## Instructions to follow
Examine the data below and state how many lines contain "number", offering no other words.

"""

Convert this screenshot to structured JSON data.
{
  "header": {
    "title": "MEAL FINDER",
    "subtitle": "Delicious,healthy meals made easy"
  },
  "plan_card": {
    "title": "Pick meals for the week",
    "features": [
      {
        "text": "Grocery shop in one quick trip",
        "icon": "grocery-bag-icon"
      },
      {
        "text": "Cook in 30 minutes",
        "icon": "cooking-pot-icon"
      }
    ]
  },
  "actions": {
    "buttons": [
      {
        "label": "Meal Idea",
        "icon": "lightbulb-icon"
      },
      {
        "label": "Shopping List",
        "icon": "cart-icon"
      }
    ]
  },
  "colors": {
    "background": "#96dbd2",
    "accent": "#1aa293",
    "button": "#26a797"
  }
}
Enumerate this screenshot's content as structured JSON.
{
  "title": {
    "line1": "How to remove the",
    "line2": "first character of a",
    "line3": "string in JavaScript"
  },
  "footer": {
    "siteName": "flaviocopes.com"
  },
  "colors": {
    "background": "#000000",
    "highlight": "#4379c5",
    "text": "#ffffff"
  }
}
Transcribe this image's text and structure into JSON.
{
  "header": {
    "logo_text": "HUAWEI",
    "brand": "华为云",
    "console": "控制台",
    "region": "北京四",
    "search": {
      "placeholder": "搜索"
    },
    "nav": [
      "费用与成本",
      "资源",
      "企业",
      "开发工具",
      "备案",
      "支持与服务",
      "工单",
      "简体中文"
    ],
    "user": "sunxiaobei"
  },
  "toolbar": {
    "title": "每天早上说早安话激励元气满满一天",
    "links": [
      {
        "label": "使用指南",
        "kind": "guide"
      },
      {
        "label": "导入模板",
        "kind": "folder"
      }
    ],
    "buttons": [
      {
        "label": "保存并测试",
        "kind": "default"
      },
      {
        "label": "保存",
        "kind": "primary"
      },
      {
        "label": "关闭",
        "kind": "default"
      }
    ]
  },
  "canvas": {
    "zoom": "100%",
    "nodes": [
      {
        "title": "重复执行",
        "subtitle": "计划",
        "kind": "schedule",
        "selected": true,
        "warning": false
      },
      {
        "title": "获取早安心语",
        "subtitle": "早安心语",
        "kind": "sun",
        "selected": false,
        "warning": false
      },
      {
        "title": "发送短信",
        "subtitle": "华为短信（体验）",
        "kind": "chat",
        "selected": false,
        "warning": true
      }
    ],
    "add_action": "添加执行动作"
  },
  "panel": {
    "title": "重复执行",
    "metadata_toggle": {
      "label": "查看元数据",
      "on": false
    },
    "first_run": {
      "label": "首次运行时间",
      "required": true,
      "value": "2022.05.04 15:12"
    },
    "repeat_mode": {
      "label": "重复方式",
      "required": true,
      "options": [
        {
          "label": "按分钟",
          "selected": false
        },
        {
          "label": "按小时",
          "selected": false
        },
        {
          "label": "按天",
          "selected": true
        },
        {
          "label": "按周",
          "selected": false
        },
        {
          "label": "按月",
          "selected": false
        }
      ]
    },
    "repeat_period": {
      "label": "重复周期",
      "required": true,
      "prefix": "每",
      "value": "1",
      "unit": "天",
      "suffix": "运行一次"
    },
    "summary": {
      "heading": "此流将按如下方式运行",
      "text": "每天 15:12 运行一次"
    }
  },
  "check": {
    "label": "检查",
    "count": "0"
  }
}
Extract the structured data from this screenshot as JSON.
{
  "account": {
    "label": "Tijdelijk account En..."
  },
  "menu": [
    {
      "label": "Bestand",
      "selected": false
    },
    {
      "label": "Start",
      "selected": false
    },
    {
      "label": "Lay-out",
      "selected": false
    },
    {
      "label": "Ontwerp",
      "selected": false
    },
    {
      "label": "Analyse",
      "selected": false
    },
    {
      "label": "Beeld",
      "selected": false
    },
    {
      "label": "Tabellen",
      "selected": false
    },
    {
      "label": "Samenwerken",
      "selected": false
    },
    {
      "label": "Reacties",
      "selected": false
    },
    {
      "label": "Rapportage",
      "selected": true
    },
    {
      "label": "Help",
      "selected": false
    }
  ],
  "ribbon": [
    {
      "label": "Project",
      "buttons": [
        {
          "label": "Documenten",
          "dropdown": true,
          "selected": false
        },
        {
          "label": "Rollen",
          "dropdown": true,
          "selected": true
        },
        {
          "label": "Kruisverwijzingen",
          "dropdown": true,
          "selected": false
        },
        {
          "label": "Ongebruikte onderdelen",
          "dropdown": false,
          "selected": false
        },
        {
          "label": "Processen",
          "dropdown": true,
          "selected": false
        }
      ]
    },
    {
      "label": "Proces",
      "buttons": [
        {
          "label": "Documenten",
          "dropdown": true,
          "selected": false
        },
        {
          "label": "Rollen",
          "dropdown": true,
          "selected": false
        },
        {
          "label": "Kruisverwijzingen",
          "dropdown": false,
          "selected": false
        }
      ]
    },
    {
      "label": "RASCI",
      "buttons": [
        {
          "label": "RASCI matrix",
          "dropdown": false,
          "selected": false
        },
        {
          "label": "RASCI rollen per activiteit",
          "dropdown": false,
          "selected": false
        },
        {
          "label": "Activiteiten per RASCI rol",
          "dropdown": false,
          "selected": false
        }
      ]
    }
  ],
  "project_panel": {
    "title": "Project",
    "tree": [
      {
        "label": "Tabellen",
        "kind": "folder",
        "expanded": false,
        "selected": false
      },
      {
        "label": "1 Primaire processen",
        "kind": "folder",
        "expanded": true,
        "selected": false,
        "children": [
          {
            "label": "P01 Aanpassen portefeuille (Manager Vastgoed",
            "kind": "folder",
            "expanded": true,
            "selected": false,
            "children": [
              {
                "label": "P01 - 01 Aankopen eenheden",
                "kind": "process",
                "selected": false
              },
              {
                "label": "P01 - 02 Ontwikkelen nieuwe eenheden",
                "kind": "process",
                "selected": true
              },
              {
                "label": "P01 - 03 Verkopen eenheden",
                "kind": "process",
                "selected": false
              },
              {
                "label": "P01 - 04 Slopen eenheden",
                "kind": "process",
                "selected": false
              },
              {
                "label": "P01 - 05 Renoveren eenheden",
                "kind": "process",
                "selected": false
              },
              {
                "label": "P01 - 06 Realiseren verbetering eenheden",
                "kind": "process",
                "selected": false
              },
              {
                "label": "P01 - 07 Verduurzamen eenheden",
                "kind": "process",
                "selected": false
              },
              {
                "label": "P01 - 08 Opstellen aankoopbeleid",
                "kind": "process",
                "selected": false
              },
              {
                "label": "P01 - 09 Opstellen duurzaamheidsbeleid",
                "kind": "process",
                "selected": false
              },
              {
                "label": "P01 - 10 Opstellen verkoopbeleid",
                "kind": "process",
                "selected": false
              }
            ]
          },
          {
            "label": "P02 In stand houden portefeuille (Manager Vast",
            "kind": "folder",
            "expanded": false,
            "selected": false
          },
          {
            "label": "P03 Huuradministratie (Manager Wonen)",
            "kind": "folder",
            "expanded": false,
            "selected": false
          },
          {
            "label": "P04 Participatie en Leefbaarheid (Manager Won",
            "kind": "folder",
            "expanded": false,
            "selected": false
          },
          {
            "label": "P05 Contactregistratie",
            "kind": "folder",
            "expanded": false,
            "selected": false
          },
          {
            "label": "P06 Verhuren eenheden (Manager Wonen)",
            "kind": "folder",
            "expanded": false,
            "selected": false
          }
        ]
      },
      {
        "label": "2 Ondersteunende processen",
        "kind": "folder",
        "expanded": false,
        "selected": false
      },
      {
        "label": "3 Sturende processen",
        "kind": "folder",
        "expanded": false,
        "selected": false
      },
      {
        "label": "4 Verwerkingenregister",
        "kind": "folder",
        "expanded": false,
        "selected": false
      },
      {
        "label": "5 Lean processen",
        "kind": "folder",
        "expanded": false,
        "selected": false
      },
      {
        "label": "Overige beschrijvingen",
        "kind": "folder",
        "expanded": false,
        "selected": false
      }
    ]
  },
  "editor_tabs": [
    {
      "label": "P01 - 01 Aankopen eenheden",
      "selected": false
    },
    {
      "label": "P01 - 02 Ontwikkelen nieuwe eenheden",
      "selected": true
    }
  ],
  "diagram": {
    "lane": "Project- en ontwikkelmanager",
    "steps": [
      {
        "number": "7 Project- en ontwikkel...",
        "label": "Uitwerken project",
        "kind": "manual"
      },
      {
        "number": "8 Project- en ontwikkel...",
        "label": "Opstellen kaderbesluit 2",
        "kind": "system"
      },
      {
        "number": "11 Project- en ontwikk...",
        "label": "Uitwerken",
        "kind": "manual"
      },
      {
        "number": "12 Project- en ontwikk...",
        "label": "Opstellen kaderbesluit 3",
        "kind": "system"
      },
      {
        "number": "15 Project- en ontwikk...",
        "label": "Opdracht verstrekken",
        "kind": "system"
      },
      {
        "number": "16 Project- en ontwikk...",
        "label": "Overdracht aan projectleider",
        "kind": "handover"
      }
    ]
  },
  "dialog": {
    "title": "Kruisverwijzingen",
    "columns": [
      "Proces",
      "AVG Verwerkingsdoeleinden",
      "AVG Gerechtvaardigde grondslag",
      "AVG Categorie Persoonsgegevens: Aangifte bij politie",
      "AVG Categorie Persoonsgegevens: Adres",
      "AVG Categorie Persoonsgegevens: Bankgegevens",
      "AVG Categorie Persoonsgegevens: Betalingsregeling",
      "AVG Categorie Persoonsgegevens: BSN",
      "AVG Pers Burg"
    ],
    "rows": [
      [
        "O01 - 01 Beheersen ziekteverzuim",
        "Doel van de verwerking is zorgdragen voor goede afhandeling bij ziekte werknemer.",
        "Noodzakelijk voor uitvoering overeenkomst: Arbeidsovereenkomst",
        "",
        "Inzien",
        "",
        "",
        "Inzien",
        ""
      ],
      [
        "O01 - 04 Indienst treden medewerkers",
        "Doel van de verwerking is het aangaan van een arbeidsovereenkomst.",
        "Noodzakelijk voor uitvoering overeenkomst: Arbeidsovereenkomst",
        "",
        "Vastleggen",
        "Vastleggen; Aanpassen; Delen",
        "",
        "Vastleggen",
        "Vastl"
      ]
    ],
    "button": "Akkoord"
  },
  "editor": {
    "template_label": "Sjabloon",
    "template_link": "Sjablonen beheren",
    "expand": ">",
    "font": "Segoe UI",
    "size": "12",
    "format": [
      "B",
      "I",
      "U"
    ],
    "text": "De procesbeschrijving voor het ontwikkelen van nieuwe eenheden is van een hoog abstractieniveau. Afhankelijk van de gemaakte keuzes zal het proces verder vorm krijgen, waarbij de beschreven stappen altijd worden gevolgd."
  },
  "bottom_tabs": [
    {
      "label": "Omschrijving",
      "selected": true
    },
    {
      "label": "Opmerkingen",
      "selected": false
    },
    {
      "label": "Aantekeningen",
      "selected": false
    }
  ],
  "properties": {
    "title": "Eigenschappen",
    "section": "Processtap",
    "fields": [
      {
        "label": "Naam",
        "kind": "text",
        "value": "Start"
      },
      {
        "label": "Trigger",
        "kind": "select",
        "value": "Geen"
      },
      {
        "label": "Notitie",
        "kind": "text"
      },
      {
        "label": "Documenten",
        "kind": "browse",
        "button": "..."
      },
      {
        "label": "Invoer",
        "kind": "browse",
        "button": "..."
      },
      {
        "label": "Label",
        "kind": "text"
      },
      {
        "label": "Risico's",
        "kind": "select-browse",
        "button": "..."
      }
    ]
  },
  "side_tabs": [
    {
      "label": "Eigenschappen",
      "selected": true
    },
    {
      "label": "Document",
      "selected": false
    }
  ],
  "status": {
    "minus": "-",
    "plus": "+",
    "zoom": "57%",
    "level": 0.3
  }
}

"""

## Written answer
6